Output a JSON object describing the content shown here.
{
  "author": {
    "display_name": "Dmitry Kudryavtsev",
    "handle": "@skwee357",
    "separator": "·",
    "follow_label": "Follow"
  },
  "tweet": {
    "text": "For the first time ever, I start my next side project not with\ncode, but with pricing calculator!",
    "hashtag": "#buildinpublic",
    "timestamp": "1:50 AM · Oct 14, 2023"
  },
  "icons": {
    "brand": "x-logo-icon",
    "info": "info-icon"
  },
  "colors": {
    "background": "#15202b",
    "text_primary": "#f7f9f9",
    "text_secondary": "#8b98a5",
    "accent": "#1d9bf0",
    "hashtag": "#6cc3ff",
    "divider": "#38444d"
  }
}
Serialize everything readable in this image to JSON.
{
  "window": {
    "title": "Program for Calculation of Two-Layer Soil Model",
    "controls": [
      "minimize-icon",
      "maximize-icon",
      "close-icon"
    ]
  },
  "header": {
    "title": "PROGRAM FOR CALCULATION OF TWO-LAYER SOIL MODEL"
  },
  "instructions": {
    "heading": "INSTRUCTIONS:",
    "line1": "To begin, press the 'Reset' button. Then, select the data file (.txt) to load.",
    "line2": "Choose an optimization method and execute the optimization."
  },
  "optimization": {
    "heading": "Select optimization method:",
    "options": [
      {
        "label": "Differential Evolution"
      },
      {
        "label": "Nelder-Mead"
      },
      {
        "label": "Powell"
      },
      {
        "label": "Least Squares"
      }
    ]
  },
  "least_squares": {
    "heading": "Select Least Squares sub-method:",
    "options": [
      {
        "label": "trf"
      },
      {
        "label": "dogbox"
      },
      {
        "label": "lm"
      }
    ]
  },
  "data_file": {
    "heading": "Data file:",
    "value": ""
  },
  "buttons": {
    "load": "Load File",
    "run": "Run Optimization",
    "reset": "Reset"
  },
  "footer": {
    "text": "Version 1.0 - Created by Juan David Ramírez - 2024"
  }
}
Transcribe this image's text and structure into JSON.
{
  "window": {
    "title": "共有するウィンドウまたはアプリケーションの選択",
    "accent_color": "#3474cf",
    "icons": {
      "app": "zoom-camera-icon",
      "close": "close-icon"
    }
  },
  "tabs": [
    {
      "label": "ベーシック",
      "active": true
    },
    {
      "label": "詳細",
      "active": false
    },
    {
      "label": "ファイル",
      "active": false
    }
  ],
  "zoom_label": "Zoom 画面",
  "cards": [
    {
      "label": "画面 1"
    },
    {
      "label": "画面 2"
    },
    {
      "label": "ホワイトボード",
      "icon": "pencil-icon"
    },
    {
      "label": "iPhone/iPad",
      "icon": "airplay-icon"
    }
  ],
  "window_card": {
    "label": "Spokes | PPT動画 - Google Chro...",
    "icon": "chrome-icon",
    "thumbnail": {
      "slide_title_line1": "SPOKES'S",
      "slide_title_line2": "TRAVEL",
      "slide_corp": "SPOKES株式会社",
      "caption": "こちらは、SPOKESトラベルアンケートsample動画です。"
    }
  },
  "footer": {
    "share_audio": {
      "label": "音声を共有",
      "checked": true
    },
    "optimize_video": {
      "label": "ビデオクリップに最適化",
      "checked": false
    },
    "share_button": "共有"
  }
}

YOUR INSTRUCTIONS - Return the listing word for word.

TASK RESPONSE -
Output a JSON object describing the content shown here.
{
  "author": {
    "display_name": "Dmitry Kudryavtsev",
    "handle": "@skwee357",
    "separator": "·",
    "follow_label": "Follow"
  },
  "tweet": {
    "text": "For the first time ever, I start my next side project not with\ncode, but with pricing calculator!",
    "hashtag": "#buildinpublic",
    "timestamp": "1:50 AM · Oct 14, 2023"
  },
  "icons": {
    "brand": "x-logo-icon",
    "info": "info-icon"
  },
  "colors": {
    "background": "#15202b",
    "text_primary": "#f7f9f9",
    "text_secondary": "#8b98a5",
    "accent": "#1d9bf0",
    "hashtag": "#6cc3ff",
    "divider": "#38444d"
  }
}
Serialize everything readable in this image to JSON.
{
  "window": {
    "title": "Program for Calculation of Two-Layer Soil Model",
    "controls": [
      "minimize-icon",
      "maximize-icon",
      "close-icon"
    ]
  },
  "header": {
    "title": "PROGRAM FOR CALCULATION OF TWO-LAYER SOIL MODEL"
  },
  "instructions": {
    "heading": "INSTRUCTIONS:",
    "line1": "To begin, press the 'Reset' button. Then, select the data file (.txt) to load.",
    "line2": "Choose an optimization method and execute the optimization."
  },
  "optimization": {
    "heading": "Select optimization method:",
    "options": [
      {
        "label": "Differential Evolution"
      },
      {
        "label": "Nelder-Mead"
      },
      {
        "label": "Powell"
      },
      {
        "label": "Least Squares"
      }
    ]
  },
  "least_squares": {
    "heading": "Select Least Squares sub-method:",
    "options": [
      {
        "label": "trf"
      },
      {
        "label": "dogbox"
      },
      {
        "label": "lm"
      }
    ]
  },
  "data_file": {
    "heading": "Data file:",
    "value": ""
  },
  "buttons": {
    "load": "Load File",
    "run": "Run Optimization",
    "reset": "Reset"
  },
  "footer": {
    "text": "Version 1.0 - Created by Juan David Ramírez - 2024"
  }
}
Transcribe this image's text and structure into JSON.
{
  "window": {
    "title": "共有するウィンドウまたはアプリケーションの選択",
    "accent_color": "#3474cf",
    "icons": {
      "app": "zoom-camera-icon",
      "close": "close-icon"
    }
  },
  "tabs": [
    {
      "label": "ベーシック",
      "active": true
    },
    {
      "label": "詳細",
      "active": false
    },
    {
      "label": "ファイル",
      "active": false
    }
  ],
  "zoom_label": "Zoom 画面",
  "cards": [
    {
      "label": "画面 1"
    },
    {
      "label": "画面 2"
    },
    {
      "label": "ホワイトボード",
      "icon": "pencil-icon"
    },
    {
      "label": "iPhone/iPad",
      "icon": "airplay-icon"
    }
  ],
  "window_card": {
    "label": "Spokes | PPT動画 - Google Chro...",
    "icon": "chrome-icon",
    "thumbnail": {
      "slide_title_line1": "SPOKES'S",
      "slide_title_line2": "TRAVEL",
      "slide_corp": "SPOKES株式会社",
      "caption": "こちらは、SPOKESトラベルアンケートsample動画です。"
    }
  },
  "footer": {
    "share_audio": {
      "label": "音声を共有",
      "checked": true
    },
    "optimize_video": {
      "label": "ビデオクリップに最適化",
      "checked": false
    },
    "share_button": "共有"
  }
}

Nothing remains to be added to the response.